#### Prompt
Below are the records. State how many of their lines hold the word "order", and add nothing else.

==*==

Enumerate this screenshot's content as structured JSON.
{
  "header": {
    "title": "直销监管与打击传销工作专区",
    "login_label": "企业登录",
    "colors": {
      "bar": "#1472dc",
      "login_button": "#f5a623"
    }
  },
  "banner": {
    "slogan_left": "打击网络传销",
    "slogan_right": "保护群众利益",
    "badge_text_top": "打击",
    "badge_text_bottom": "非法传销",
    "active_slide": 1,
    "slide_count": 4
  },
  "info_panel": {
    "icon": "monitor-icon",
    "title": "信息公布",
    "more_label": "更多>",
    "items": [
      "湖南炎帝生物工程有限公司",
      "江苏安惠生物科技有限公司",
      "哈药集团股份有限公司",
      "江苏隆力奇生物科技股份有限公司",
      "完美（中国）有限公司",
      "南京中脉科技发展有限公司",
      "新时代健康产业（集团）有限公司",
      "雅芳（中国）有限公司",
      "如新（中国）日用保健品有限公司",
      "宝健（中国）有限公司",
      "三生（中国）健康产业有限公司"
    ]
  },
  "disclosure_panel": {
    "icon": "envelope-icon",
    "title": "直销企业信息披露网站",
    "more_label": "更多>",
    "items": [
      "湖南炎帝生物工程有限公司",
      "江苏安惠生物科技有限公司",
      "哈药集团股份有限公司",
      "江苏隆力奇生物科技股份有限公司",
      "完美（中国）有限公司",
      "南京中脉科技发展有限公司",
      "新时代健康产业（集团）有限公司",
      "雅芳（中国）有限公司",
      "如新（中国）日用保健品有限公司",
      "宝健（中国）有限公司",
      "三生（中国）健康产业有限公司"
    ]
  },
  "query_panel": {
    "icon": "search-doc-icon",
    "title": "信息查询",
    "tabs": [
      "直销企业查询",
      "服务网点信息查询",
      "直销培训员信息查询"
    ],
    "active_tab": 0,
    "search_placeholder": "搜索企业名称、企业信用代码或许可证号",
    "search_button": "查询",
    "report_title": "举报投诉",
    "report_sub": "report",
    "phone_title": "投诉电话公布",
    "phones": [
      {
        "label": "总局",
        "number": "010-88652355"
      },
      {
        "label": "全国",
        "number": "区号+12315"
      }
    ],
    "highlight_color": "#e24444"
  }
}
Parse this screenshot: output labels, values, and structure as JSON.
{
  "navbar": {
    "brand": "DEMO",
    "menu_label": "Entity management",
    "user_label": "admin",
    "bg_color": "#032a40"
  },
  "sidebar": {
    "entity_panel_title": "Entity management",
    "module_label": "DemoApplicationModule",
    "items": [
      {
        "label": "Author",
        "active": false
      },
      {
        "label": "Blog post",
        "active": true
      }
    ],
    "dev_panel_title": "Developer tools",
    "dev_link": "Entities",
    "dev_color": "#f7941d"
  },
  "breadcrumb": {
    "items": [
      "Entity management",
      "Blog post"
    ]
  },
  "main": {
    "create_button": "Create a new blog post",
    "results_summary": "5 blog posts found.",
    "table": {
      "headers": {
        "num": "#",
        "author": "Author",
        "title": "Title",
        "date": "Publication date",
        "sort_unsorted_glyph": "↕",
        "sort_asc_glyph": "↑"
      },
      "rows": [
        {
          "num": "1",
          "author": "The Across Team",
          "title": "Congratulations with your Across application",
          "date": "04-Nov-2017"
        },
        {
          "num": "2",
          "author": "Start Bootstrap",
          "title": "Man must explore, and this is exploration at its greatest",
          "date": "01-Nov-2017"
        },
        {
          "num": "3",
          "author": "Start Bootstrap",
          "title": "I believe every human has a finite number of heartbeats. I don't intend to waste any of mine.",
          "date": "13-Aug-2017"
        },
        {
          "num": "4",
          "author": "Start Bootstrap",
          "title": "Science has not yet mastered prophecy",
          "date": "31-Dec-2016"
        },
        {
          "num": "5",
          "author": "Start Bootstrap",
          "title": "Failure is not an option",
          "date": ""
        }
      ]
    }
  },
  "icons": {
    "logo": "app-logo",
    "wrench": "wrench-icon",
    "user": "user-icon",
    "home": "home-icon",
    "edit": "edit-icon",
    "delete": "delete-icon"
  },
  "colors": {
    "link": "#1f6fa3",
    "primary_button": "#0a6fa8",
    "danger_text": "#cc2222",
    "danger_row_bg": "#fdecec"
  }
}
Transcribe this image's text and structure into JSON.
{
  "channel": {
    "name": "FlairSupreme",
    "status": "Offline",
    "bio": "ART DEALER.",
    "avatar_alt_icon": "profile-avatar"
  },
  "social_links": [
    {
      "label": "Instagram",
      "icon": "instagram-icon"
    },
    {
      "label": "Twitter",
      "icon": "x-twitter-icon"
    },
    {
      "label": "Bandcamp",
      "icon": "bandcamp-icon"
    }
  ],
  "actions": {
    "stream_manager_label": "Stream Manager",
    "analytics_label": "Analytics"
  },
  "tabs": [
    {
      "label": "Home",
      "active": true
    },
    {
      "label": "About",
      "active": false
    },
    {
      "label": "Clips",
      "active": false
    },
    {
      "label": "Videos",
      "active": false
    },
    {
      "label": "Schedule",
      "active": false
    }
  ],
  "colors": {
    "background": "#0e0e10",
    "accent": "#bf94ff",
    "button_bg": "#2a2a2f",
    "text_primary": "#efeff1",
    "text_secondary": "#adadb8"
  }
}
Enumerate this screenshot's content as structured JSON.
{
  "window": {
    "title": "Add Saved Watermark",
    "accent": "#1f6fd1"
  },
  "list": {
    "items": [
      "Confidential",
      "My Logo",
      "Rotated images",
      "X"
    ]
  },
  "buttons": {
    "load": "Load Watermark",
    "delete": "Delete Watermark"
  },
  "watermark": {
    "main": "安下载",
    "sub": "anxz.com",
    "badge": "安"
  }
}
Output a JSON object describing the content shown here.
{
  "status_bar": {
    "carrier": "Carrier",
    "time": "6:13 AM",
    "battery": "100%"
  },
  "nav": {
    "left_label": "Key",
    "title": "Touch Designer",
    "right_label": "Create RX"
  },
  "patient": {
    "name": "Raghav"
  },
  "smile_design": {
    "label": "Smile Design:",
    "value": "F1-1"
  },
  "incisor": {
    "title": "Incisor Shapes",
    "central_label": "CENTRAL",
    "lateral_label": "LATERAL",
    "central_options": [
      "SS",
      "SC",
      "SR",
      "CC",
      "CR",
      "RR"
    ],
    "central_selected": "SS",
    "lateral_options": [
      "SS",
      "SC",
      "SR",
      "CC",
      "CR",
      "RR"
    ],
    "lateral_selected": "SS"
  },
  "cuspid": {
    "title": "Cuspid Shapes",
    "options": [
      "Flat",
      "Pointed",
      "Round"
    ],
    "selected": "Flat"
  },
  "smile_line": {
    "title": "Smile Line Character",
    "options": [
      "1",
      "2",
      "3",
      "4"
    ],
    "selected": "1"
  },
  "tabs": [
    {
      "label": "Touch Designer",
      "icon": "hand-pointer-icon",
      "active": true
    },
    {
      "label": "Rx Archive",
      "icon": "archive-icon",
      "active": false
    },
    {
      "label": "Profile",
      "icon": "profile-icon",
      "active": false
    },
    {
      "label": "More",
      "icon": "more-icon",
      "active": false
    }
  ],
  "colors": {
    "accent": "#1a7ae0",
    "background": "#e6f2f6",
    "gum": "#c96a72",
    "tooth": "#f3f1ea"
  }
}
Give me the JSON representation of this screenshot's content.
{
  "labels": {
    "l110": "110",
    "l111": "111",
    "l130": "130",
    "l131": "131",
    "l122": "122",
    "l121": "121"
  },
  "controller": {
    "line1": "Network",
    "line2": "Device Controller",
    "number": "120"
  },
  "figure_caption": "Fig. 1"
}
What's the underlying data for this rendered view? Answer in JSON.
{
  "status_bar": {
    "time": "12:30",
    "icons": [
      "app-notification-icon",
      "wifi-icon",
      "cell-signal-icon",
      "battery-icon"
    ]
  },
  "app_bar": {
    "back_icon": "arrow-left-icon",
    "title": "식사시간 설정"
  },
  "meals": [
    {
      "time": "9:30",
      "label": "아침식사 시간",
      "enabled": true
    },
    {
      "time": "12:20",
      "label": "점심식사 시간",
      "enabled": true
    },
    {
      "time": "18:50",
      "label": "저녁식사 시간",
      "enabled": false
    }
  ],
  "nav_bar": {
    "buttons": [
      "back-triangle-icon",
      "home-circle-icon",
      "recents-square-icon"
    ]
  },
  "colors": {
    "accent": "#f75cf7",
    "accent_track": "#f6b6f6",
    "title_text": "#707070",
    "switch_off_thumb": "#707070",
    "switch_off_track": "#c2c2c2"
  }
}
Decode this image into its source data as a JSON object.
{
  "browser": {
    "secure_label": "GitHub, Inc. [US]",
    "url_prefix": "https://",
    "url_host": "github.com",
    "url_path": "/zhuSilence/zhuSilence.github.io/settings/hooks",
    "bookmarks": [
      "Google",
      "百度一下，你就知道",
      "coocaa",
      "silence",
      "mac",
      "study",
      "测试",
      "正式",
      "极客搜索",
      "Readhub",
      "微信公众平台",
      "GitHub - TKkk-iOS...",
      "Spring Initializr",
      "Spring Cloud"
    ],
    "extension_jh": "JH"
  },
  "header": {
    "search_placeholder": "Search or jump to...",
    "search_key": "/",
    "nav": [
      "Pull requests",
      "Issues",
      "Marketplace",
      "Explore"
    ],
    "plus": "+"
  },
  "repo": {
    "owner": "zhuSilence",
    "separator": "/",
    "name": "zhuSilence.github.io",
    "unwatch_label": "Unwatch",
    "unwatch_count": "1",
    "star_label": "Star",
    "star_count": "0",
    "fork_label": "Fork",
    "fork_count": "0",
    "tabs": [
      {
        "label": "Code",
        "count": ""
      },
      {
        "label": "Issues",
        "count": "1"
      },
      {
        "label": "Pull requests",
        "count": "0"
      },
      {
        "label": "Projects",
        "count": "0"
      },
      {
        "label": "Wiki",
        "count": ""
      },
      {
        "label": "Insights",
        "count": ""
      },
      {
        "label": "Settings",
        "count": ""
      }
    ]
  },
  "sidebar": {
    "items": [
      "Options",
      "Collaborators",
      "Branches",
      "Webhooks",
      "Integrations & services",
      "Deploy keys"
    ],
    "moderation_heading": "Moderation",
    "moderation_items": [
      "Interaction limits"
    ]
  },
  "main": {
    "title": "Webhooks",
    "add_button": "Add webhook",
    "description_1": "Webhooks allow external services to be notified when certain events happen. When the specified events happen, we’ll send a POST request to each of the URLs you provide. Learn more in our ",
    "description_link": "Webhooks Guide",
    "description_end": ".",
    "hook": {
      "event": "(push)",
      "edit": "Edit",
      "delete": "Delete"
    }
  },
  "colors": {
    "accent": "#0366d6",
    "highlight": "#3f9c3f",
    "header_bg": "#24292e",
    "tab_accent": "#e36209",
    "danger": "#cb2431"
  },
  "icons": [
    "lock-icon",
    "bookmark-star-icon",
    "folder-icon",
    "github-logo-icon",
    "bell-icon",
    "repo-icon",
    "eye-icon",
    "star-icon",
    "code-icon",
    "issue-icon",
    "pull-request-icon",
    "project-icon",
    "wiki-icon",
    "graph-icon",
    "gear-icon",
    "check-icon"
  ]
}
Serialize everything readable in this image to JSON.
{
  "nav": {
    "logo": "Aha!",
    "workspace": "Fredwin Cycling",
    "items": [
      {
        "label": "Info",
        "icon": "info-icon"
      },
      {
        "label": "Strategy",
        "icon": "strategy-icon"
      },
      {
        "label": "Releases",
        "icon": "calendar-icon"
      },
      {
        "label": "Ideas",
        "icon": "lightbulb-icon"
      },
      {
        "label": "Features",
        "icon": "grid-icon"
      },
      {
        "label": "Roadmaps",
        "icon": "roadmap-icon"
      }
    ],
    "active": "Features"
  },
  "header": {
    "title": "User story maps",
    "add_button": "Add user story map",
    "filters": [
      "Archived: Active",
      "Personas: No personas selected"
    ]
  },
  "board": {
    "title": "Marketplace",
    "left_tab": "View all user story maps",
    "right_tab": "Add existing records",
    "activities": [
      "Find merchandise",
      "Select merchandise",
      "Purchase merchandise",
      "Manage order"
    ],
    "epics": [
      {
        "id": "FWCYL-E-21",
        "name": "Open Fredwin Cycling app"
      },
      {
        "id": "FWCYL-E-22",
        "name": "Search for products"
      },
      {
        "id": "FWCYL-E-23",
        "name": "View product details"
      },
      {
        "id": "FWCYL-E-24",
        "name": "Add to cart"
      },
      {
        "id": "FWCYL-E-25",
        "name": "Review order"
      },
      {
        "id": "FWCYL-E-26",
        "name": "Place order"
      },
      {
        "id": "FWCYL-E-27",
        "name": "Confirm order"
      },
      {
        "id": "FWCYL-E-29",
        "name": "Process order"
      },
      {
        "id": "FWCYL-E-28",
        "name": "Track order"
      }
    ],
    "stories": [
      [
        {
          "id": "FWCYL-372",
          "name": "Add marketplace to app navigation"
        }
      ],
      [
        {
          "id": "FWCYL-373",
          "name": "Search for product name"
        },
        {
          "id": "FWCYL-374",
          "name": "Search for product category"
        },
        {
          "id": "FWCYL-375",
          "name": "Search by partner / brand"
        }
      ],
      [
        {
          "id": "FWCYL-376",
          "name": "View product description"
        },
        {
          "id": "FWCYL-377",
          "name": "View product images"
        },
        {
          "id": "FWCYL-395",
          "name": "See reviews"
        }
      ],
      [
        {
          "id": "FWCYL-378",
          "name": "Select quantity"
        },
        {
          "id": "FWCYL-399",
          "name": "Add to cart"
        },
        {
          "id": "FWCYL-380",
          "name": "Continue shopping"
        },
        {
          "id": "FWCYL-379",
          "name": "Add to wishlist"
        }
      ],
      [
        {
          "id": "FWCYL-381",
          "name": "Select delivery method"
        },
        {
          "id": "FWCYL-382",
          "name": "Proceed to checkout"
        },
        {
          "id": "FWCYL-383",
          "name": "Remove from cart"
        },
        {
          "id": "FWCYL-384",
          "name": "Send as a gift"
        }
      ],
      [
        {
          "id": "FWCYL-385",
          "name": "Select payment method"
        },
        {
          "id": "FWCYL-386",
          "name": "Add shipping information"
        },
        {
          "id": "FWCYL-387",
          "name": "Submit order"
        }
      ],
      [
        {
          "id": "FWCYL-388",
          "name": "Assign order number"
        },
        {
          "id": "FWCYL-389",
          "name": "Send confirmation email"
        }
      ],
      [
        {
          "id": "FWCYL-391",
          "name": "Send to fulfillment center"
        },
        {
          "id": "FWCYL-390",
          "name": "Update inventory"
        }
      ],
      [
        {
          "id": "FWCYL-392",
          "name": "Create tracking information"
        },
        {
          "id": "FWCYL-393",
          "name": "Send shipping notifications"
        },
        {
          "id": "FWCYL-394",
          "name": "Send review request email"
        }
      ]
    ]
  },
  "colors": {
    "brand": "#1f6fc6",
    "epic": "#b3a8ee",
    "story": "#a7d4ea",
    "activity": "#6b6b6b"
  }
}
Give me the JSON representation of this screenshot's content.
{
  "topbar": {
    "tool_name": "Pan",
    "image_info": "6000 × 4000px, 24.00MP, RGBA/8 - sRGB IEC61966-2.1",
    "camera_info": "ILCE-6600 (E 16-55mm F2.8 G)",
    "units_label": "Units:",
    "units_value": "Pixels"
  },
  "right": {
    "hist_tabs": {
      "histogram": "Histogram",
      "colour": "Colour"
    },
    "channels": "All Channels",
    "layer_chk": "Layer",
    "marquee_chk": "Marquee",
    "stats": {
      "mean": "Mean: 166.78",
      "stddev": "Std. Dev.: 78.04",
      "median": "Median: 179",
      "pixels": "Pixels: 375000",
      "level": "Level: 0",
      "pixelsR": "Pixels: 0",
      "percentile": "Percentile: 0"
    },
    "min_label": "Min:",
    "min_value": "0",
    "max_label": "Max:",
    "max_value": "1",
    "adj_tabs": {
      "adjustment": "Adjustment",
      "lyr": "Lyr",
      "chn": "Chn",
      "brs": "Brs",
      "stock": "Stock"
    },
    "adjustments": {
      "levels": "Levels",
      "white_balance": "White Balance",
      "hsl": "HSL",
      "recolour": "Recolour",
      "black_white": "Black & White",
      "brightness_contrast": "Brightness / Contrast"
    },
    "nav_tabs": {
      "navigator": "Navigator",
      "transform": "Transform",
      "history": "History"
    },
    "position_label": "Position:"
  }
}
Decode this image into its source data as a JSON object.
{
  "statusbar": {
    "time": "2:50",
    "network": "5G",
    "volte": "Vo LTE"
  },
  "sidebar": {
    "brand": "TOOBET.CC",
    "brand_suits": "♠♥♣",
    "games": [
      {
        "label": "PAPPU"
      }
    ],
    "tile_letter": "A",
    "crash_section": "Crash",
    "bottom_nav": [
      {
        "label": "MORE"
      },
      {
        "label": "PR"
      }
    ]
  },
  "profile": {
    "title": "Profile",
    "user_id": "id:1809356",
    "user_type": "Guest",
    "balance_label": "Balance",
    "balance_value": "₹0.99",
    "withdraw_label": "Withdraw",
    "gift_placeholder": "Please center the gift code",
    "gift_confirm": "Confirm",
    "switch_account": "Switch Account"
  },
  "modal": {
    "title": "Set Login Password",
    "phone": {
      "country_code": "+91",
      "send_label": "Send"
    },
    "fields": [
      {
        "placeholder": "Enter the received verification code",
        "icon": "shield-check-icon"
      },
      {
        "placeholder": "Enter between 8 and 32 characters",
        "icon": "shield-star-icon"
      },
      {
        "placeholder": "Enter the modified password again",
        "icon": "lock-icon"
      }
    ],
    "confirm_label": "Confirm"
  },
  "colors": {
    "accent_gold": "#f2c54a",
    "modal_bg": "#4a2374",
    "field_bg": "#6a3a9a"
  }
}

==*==

#### Answer section
8